Who’s responsible for what happens?
It’s so easy to believe that bad things happen to us. That disease and rejection and even the weather are not our fault, but are instead the result of forces beyond our control. We’d like to blame the economy and the teacher and the politicians for every door that isn’t open.
That’s why people don’t like to hear about placebos and psychosomatic diseases. It’s no fun to believe that an illness might be in our head, because, the thinking goes, then it’s our fault, under our control, not a real disease.
The very same instincts that want to believe that we’re powerless pawns also kick in (in reverse) when something good happens. Business people want to take credit for all of their success, ignoring the systems, the infrastructure and the cultural advantages that got them almost all the way there. Luck is what we call it when good things happen to other people. Merit (or what we ‘deserve’) is what we call it when it happens to us.
This immature ‘merit driven’ Ayn-Randian style self-reliance ignores all of the accidents of birth, of culture, of countless advantages that could hardly be our doing.
And so, here we are stranded between two extremes.
On one hand, if it’s bad, it happened to us, was put on us, infected us, caught us when we weren’t looking. And if it’s good, it was our work, our effort, our goodness that made it happen…
We have far more power over ourselves than we want to acknowledge. The power to make choices about what we eat, who we hang out with, how we balance the short term with the long.

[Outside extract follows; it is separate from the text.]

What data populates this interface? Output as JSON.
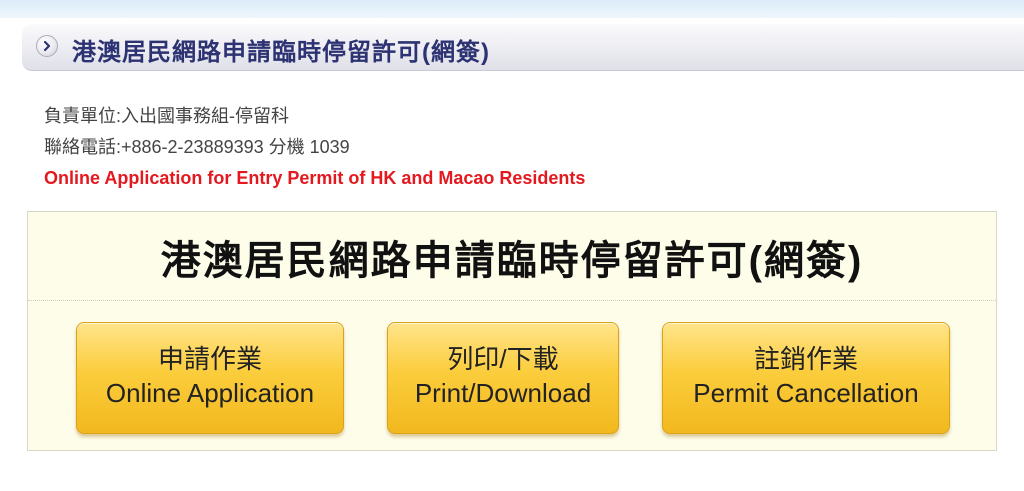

The power to connect, to lead, to refuse to accept the easy path.
If we don’t like the weather today in May, it’s worth remembering we had the power to hold that picnic in July instead. Sure, weather isn’t up to us, but our planning is.
If we find ourselves rejected again and again, perhaps we ought to figure out a different route. Rejection isn’t up to us, but our pitch and our plan are.
And scientists keep reminding us that just about every illness has a component in our imagination and attitude.
But, particularly when dealing with people who carry a burden we can’t even imagine, we have to acknowledge that so much is out of the control of each of us. It’s far easier to overcome our DNA than it is to overcome our culture.
Is it possible to reverse the instinct, and decide that luck is what we call it when something good happens to us, and merit is when it happens to other people? Is it possible that culture and infrastructure advantages are in fact the causes of a lot of the good in our lives, and our choices (up or down) contribute more than we’d like to admit to all of it?
Here’s an approach that might be helpful:
In a situation where holding yourself accountable helps you do better work, avoid pitfalls and walk a little taller, remind yourself just how much self-determination you have.
When trying to give someone else the space to contribute (perhaps even you), chalk up their insufficiency in the moment to the cultural determination that makes it truly difficult for some people to change their habits and their outcomes.